RECORDS FOR THE TASK:

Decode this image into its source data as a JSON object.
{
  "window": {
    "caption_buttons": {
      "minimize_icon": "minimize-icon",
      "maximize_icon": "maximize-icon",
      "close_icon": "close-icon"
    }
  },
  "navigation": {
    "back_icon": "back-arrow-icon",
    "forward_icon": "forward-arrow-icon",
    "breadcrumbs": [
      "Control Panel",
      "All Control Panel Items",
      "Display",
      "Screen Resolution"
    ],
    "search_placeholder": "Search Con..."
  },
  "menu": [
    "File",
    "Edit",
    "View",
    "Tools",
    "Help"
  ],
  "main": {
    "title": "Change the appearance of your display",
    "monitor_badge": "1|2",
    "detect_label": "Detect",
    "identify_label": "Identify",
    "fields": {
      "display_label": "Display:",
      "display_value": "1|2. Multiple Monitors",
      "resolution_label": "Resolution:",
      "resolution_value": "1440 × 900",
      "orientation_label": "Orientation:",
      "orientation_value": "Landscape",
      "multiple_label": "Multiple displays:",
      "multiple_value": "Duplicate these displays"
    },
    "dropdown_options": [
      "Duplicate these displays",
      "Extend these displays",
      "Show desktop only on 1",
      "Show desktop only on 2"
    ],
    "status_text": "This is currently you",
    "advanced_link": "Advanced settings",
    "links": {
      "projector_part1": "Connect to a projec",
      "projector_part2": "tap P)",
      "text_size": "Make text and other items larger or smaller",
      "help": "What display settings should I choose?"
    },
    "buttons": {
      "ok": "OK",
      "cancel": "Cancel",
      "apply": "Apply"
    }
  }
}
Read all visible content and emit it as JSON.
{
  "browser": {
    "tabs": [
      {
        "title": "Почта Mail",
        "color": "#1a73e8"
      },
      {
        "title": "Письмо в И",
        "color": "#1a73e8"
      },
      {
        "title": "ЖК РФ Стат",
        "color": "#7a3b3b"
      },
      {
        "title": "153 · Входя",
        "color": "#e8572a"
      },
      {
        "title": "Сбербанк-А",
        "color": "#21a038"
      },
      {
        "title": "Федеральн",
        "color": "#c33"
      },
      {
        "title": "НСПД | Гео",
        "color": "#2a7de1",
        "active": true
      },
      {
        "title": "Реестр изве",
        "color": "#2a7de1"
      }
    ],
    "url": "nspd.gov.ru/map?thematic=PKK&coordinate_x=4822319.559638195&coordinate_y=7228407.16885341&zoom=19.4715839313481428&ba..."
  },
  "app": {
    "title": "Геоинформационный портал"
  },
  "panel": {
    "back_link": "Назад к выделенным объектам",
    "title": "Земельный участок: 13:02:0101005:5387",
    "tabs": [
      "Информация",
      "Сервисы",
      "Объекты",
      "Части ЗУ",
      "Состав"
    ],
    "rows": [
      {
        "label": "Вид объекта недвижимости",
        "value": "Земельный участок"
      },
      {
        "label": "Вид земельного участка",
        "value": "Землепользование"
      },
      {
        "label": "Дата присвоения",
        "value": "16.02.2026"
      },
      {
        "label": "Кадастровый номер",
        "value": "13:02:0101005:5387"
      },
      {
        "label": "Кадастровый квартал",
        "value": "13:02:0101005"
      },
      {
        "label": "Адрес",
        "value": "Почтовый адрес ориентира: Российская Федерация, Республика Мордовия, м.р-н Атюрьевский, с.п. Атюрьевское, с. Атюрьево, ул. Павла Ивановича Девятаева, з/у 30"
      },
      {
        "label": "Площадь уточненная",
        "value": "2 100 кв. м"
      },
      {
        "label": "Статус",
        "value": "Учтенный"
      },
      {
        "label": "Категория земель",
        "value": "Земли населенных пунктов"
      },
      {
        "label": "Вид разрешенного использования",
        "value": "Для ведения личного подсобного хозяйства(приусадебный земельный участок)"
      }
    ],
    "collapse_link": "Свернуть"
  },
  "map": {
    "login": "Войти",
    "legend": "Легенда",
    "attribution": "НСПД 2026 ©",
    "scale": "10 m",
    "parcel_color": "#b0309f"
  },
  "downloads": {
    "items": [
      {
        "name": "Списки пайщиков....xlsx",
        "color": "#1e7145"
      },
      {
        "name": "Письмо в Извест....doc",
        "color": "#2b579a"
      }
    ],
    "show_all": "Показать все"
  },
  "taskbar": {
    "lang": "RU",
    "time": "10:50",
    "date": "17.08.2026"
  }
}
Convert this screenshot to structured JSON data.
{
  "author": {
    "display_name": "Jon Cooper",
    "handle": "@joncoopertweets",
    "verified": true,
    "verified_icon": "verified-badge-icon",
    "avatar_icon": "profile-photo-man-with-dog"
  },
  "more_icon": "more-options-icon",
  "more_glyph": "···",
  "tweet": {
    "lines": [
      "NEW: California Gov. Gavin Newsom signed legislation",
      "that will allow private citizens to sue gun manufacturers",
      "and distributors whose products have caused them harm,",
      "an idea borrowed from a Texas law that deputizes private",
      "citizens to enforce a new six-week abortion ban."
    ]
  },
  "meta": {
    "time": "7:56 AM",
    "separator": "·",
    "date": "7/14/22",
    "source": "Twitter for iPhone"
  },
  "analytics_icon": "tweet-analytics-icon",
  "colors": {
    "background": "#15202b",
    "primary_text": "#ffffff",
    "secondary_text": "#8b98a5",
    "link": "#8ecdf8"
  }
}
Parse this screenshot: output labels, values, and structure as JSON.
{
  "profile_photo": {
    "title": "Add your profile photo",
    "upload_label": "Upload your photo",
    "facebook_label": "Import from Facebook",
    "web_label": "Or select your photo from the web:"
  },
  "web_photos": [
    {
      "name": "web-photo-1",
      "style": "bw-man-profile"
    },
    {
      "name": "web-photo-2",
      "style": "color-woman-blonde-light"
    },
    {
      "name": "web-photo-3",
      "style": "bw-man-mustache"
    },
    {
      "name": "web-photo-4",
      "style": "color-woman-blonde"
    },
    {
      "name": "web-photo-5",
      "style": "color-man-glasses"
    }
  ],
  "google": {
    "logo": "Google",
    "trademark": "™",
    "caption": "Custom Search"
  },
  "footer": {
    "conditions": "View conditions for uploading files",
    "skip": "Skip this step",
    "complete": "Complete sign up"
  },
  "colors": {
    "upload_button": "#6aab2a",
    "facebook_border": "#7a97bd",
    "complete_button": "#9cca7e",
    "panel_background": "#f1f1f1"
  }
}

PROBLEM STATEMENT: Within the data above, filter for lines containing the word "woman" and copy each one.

RESPONSE BOX:
      "style": "color-woman-blonde-light"
      "style": "color-woman-blonde"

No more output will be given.